Next are two separate isolated audio tracks that are
really quite different in nature. The first is the isolated
audio of the original film score by Jerry Goldsmith, and the
score is very appropriate for a movie of this type, almost
haunting at times. The other is very unique, a track of
alternate music, and production sound directly from the film
set. It is nothing short of amazing that this has survived
for this long, and it is definitely an interesting listen.
There are two outtakes included, which differ from the
deleted scenes because they are much more raw in nature, and
would arguably have added much less to the film than the
deleted scenes.
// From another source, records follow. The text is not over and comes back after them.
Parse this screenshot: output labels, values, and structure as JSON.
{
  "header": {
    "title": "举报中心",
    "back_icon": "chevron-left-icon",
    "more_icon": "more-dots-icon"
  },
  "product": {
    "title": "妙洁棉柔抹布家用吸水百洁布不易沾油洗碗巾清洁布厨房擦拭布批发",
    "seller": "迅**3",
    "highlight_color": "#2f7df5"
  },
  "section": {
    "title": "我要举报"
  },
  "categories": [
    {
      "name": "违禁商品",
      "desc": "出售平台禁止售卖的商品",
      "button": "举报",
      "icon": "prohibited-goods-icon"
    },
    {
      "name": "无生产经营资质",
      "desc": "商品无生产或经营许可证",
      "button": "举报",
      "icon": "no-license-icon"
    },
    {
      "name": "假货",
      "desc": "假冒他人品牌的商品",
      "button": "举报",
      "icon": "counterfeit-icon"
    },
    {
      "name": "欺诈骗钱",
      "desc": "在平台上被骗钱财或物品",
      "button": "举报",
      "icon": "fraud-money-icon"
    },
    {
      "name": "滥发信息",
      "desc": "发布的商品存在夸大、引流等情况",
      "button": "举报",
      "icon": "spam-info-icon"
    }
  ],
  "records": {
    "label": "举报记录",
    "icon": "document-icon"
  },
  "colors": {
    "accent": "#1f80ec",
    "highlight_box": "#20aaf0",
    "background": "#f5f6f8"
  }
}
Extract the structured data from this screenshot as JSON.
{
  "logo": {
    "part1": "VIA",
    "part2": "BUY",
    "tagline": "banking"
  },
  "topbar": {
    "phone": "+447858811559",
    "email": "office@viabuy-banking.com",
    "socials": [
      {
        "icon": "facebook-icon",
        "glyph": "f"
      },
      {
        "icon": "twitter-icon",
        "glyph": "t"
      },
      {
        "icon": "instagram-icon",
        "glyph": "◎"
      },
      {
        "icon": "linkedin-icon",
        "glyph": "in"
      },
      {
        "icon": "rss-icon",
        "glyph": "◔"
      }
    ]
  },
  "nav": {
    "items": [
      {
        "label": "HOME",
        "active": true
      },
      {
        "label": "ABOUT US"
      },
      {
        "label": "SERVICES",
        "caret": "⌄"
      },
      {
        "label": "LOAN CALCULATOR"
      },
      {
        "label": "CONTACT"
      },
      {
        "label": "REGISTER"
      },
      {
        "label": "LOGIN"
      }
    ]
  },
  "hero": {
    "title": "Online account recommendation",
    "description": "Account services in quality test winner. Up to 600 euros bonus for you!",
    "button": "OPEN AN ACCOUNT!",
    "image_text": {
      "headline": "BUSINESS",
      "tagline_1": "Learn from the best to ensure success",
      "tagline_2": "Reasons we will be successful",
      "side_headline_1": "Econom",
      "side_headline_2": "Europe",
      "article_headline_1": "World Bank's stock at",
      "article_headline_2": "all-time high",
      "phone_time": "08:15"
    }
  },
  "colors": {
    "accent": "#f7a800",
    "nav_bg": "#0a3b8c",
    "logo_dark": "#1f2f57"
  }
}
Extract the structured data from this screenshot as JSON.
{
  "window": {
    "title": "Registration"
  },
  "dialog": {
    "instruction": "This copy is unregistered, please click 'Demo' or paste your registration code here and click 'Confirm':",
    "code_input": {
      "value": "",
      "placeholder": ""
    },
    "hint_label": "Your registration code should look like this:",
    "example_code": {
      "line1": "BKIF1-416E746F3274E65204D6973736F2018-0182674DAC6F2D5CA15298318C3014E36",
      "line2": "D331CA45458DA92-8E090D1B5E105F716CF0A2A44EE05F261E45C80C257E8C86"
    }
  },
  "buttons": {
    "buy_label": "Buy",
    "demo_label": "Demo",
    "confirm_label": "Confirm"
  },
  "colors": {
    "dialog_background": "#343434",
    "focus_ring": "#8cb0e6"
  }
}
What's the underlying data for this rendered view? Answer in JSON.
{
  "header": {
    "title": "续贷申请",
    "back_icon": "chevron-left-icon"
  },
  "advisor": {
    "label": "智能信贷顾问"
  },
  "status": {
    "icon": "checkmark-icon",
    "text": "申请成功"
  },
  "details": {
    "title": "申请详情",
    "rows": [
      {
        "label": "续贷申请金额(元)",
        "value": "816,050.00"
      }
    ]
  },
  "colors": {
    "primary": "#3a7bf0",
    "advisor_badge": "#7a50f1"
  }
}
In the case of one of the outtakes, it also
would have violated a previously established plot point.
Wrapping up the special features are two trailers and a
pair of TV spots, all of which are great for their sheer
nostalgia value. These ads all seemingly differ from those
of today in that they reveal almost nothing of the movie,
while still building the hype for the movie.
There are also a couple of interesting Easter eggs hidden
within the special features, but I'll let you all discover
those for yourselves.
Finally, I'd be remiss if I didn't mention the great
booklet included with the movie. I love special features on
the disc itself, but I also think very highly of the studios
that take the time to develop a booklet with more
information. The booklet includes cast bios and a message
from Ridley Scott, and is a considerable step up from the
one-sheet insert with chapter stops that most movies
I wasn't overly thrilled with this movie the first time I
saw it, but after a repeat viewing and a commentary, it
definitely grew on me. If you're expecting a horror/ sci-fi
movie along today's lines, you'll be disappointed, but if
you're looking for a suspense movie, this one definitely
fits the bill. If you're a supplements buff, this one also
holds up there. If you like the movie and don't own it on
DVD, definitely buy it. You won't be disappointed.
Otherwise, a rental is in order, and the features may push
it over the edge for you. Mild recommendation.
(3.5/5, NOT included in
NOT an average)